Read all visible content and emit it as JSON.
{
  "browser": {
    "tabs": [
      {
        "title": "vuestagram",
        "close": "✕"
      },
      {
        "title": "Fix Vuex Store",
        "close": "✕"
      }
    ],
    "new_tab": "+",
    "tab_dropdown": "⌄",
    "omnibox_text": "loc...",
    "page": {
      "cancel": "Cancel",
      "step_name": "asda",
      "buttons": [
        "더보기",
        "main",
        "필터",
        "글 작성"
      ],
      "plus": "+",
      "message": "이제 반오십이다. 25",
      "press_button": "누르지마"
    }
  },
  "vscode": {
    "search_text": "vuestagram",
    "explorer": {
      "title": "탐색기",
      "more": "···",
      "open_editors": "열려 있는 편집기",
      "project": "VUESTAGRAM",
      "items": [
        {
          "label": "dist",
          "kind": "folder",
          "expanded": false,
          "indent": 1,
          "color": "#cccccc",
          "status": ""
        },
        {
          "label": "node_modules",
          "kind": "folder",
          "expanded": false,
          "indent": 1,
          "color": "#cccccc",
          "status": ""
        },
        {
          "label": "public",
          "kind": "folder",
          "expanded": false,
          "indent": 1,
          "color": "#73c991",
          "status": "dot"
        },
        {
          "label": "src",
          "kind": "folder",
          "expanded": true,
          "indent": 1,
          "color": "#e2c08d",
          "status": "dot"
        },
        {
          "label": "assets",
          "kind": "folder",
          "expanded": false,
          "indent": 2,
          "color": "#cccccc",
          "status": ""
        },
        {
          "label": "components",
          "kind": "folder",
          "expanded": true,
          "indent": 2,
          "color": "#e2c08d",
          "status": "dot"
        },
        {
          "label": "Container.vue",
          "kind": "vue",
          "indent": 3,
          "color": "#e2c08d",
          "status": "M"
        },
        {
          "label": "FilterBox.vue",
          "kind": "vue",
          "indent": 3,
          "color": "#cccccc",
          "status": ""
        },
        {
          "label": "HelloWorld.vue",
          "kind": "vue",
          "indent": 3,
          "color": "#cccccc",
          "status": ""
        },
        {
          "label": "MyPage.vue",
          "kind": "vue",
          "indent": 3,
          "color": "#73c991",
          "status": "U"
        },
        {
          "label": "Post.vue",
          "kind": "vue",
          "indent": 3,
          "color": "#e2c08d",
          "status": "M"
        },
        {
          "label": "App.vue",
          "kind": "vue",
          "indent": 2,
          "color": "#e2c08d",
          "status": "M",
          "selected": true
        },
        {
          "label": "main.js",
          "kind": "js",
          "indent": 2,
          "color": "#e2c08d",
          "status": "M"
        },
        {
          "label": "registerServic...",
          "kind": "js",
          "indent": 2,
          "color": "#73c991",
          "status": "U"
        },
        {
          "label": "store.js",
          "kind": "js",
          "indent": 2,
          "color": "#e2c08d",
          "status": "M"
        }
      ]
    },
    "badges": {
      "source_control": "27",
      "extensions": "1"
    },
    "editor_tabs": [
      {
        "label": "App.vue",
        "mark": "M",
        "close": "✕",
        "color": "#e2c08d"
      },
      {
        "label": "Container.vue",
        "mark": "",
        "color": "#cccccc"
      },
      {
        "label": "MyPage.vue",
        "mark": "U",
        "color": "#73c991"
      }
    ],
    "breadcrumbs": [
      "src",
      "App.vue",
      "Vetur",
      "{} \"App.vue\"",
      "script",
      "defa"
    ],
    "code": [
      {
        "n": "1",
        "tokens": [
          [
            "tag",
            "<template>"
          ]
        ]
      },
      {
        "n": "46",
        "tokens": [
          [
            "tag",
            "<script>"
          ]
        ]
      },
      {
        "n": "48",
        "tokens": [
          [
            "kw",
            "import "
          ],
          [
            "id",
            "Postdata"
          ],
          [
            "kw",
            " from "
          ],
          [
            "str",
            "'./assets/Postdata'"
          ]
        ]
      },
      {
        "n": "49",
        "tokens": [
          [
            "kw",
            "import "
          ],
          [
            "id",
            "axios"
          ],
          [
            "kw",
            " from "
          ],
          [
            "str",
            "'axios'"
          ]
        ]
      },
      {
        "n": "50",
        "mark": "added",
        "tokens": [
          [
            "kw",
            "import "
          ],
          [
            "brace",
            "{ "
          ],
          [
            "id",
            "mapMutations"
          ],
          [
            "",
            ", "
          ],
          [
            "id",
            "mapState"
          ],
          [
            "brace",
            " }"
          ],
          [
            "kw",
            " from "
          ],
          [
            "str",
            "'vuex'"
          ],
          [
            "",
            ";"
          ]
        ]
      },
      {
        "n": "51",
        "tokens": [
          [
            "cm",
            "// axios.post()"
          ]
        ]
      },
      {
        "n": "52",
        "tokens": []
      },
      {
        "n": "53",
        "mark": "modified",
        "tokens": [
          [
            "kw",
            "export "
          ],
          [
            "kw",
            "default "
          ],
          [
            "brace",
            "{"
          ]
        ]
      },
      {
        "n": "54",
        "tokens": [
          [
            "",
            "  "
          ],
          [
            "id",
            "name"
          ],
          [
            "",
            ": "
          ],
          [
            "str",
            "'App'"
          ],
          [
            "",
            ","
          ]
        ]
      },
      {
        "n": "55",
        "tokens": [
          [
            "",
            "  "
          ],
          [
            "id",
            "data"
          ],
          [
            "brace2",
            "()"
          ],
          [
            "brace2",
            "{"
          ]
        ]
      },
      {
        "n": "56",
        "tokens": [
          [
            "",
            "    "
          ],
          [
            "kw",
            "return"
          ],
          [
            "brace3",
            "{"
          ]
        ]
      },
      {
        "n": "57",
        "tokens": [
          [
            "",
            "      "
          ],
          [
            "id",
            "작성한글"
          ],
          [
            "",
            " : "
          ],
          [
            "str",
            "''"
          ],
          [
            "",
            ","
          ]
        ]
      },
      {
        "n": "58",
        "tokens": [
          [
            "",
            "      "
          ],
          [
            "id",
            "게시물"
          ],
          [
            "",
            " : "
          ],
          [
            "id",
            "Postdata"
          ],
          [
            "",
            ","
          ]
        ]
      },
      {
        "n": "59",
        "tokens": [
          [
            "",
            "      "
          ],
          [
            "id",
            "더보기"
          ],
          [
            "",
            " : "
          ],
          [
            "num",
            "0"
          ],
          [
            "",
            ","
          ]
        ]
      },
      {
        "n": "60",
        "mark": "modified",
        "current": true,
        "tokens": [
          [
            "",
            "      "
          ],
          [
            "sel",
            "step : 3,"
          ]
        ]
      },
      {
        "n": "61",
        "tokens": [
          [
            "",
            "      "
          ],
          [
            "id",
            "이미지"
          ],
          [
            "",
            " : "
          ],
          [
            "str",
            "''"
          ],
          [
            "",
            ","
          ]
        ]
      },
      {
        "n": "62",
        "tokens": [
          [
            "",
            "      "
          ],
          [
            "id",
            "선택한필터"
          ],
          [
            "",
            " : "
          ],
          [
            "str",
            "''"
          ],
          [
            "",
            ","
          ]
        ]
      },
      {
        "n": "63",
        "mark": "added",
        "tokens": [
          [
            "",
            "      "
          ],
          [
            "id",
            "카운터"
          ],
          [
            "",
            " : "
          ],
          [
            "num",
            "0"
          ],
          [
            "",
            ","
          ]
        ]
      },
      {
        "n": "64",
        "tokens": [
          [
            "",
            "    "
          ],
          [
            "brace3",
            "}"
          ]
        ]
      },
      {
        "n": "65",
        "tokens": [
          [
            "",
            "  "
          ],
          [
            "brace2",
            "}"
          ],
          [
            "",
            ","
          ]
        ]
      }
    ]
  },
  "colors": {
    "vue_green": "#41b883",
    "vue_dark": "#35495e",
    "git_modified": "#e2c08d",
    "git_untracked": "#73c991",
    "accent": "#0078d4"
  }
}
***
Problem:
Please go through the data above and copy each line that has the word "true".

Result below:
          "expanded": true,
          "expanded": true,
          "selected": true
        "current": true,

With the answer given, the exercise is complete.